Video

Video Copts in Diaspora Worry About Future in Egypt

Around 10 percent of Egypt’s population belong to the Coptic faith, making them the largest Christian minority in the Middle East. But they have become targets of violence since the revolution three years ago. With elections scheduled for May and the struggle between the Egyptian military and Islamists continuing, many Copts abroad are deeply worried about the future of their ancient church. VOA religion correspondent Jerome Socolovsky visited a Coptic church outside Washington DC.
Video

Video Critics Say Venezuelan Protests Test Limits of Military's Support

During the two months of deadly anti-government protests that have rocked the oil-rich nation of Venezuela, President Nicolas Maduro has accused the opposition of trying to initiate a coup.

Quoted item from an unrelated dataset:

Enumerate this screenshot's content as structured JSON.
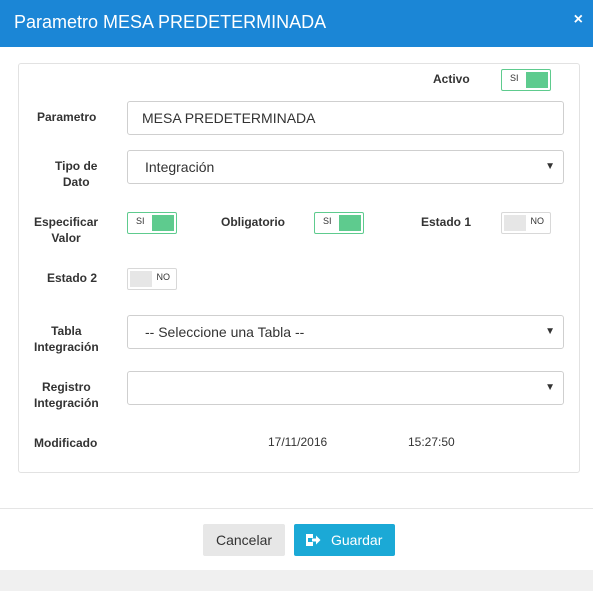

Though a small number of military officers have been arrested for allegedly plotting against the government, VOA’s Brian Padden reports the leadership of the armed forces continues to support the president, at least for now.
Video

Video More Millenials Unplug to Embrace Board Games

A big new trend in the U.S. toy industry has more consumers switching off their high-tech gadgets to play with classic toys, like board games. This is especially true among the so-called millenial generation - those born in the 1980's and 90's. Elizabeth Lee has more from an unusual café in Los Angeles, where the new trend is popular and business is booming.
Video

Video Google Buys Drone Company

In its latest purchase of high-tech companies, Google has acquired a manufacturer of solar-powered drones that can stay in the air almost indefinitely, relaying broadband Internet connection to remote areas. It is seen as yet another step in the U.S. based Web giant’s bid to bring Internet to the whole world. VOA’s George Putic reports.
AppleAndroid